§ **ASSIGNED TASK**
Output the full set of records exactly.

Page and application data records
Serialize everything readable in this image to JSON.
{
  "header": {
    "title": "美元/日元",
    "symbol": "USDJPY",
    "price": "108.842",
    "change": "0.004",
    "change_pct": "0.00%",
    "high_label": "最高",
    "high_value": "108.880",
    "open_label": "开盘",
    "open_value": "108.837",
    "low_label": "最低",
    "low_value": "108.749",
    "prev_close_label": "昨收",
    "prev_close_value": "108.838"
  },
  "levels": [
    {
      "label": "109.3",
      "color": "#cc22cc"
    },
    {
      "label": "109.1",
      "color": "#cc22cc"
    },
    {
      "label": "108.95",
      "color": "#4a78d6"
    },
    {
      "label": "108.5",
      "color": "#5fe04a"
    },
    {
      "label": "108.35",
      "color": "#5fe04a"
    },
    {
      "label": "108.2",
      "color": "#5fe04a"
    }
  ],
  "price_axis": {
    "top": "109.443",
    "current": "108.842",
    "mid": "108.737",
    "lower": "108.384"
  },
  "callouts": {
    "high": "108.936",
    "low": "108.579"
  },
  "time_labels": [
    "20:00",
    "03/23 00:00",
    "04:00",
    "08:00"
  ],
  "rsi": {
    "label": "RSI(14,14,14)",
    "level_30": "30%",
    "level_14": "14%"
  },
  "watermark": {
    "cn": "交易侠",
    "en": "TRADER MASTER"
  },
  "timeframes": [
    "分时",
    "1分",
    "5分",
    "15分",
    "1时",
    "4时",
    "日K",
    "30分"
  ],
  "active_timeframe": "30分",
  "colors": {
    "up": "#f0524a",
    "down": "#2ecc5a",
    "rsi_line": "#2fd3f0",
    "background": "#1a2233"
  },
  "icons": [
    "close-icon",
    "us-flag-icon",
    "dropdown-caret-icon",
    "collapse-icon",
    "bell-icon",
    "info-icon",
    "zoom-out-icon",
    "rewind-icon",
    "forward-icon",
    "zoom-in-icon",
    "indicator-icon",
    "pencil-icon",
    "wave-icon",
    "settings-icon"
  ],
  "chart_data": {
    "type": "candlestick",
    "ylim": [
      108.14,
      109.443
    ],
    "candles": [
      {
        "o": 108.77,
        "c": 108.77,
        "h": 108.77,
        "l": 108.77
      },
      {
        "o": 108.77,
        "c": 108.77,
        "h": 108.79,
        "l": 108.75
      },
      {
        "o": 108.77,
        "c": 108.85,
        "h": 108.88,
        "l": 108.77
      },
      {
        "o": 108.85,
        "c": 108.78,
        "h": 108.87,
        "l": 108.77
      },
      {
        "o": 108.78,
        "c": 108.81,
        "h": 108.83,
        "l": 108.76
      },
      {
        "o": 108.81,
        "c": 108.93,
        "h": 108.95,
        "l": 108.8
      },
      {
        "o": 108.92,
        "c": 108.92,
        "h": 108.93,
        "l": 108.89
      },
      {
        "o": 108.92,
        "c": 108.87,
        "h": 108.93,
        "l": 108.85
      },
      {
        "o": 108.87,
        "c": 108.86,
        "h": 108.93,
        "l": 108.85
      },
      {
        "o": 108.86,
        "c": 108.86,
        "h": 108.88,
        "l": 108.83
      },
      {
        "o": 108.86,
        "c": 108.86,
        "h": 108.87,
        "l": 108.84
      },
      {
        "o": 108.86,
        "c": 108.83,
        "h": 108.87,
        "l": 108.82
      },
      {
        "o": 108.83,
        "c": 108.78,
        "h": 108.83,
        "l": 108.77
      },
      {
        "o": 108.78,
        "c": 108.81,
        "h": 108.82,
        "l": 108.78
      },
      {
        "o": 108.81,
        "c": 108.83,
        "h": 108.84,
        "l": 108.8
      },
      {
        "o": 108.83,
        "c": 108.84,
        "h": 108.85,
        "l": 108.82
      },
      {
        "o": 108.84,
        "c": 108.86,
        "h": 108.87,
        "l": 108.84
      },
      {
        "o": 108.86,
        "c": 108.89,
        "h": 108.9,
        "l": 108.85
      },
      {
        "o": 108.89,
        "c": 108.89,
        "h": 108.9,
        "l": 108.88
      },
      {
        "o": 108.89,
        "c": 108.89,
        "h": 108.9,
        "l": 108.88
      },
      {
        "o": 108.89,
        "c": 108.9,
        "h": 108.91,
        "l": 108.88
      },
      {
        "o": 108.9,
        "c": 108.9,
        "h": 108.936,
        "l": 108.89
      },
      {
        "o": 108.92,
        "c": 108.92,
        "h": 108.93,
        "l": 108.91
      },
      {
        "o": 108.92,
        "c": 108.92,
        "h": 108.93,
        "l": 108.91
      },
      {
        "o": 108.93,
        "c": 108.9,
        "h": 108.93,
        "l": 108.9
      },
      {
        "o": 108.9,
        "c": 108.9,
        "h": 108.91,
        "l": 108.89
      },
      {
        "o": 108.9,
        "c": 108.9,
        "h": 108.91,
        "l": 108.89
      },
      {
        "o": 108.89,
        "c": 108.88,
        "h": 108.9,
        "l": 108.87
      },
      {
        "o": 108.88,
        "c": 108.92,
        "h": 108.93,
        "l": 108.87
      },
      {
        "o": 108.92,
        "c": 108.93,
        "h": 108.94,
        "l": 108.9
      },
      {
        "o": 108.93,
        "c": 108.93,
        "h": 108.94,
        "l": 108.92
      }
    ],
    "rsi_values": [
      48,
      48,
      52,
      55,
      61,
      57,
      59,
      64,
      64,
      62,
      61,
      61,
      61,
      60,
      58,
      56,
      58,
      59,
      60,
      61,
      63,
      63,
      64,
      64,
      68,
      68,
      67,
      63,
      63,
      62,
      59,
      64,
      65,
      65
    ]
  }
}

§ **ANSWER BOX**
Serialize everything readable in this image to JSON.
{
  "header": {
    "title": "美元/日元",
    "symbol": "USDJPY",
    "price": "108.842",
    "change": "0.004",
    "change_pct": "0.00%",
    "high_label": "最高",
    "high_value": "108.880",
    "open_label": "开盘",
    "open_value": "108.837",
    "low_label": "最低",
    "low_value": "108.749",
    "prev_close_label": "昨收",
    "prev_close_value": "108.838"
  },
  "levels": [
    {
      "label": "109.3",
      "color": "#cc22cc"
    },
    {
      "label": "109.1",
      "color": "#cc22cc"
    },
    {
      "label": "108.95",
      "color": "#4a78d6"
    },
    {
      "label": "108.5",
      "color": "#5fe04a"
    },
    {
      "label": "108.35",
      "color": "#5fe04a"
    },
    {
      "label": "108.2",
      "color": "#5fe04a"
    }
  ],
  "price_axis": {
    "top": "109.443",
    "current": "108.842",
    "mid": "108.737",
    "lower": "108.384"
  },
  "callouts": {
    "high": "108.936",
    "low": "108.579"
  },
  "time_labels": [
    "20:00",
    "03/23 00:00",
    "04:00",
    "08:00"
  ],
  "rsi": {
    "label": "RSI(14,14,14)",
    "level_30": "30%",
    "level_14": "14%"
  },
  "watermark": {
    "cn": "交易侠",
    "en": "TRADER MASTER"
  },
  "timeframes": [
    "分时",
    "1分",
    "5分",
    "15分",
    "1时",
    "4时",
    "日K",
    "30分"
  ],
  "active_timeframe": "30分",
  "colors": {
    "up": "#f0524a",
    "down": "#2ecc5a",
    "rsi_line": "#2fd3f0",
    "background": "#1a2233"
  },
  "icons": [
    "close-icon",
    "us-flag-icon",
    "dropdown-caret-icon",
    "collapse-icon",
    "bell-icon",
    "info-icon",
    "zoom-out-icon",
    "rewind-icon",
    "forward-icon",
    "zoom-in-icon",
    "indicator-icon",
    "pencil-icon",
    "wave-icon",
    "settings-icon"
  ],
  "chart_data": {
    "type": "candlestick",
    "ylim": [
      108.14,
      109.443
    ],
    "candles": [
      {
        "o": 108.77,
        "c": 108.77,
        "h": 108.77,
        "l": 108.77
      },
      {
        "o": 108.77,
        "c": 108.77,
        "h": 108.79,
        "l": 108.75
      },
      {
        "o": 108.77,
        "c": 108.85,
        "h": 108.88,
        "l": 108.77
      },
      {
        "o": 108.85,
        "c": 108.78,
        "h": 108.87,
        "l": 108.77
      },
      {
        "o": 108.78,
        "c": 108.81,
        "h": 108.83,
        "l": 108.76
      },
      {
        "o": 108.81,
        "c": 108.93,
        "h": 108.95,
        "l": 108.8
      },
      {
        "o": 108.92,
        "c": 108.92,
        "h": 108.93,
        "l": 108.89
      },
      {
        "o": 108.92,
        "c": 108.87,
        "h": 108.93,
        "l": 108.85
      },
      {
        "o": 108.87,
        "c": 108.86,
        "h": 108.93,
        "l": 108.85
      },
      {
        "o": 108.86,
        "c": 108.86,
        "h": 108.88,
        "l": 108.83
      },
      {
        "o": 108.86,
        "c": 108.86,
        "h": 108.87,
        "l": 108.84
      },
      {
        "o": 108.86,
        "c": 108.83,
        "h": 108.87,
        "l": 108.82
      },
      {
        "o": 108.83,
        "c": 108.78,
        "h": 108.83,
        "l": 108.77
      },
      {
        "o": 108.78,
        "c": 108.81,
        "h": 108.82,
        "l": 108.78
      },
      {
        "o": 108.81,
        "c": 108.83,
        "h": 108.84,
        "l": 108.8
      },
      {
        "o": 108.83,
        "c": 108.84,
        "h": 108.85,
        "l": 108.82
      },
      {
        "o": 108.84,
        "c": 108.86,
        "h": 108.87,
        "l": 108.84
      },
      {
        "o": 108.86,
        "c": 108.89,
        "h": 108.9,
        "l": 108.85
      },
      {
        "o": 108.89,
        "c": 108.89,
        "h": 108.9,
        "l": 108.88
      },
      {
        "o": 108.89,
        "c": 108.89,
        "h": 108.9,
        "l": 108.88
      },
      {
        "o": 108.89,
        "c": 108.9,
        "h": 108.91,
        "l": 108.88
      },
      {
        "o": 108.9,
        "c": 108.9,
        "h": 108.936,
        "l": 108.89
      },
      {
        "o": 108.92,
        "c": 108.92,
        "h": 108.93,
        "l": 108.91
      },
      {
        "o": 108.92,
        "c": 108.92,
        "h": 108.93,
        "l": 108.91
      },
      {
        "o": 108.93,
        "c": 108.9,
        "h": 108.93,
        "l": 108.9
      },
      {
        "o": 108.9,
        "c": 108.9,
        "h": 108.91,
        "l": 108.89
      },
      {
        "o": 108.9,
        "c": 108.9,
        "h": 108.91,
        "l": 108.89
      },
      {
        "o": 108.89,
        "c": 108.88,
        "h": 108.9,
        "l": 108.87
      },
      {
        "o": 108.88,
        "c": 108.92,
        "h": 108.93,
        "l": 108.87
      },
      {
        "o": 108.92,
        "c": 108.93,
        "h": 108.94,
        "l": 108.9
      },
      {
        "o": 108.93,
        "c": 108.93,
        "h": 108.94,
        "l": 108.92
      }
    ],
    "rsi_values": [
      48,
      48,
      52,
      55,
      61,
      57,
      59,
      64,
      64,
      62,
      61,
      61,
      61,
      60,
      58,
      56,
      58,
      59,
      60,
      61,
      63,
      63,
      64,
      64,
      68,
      68,
      67,
      63,
      63,
      62,
      59,
      64,
      65,
      65
    ]
  }
}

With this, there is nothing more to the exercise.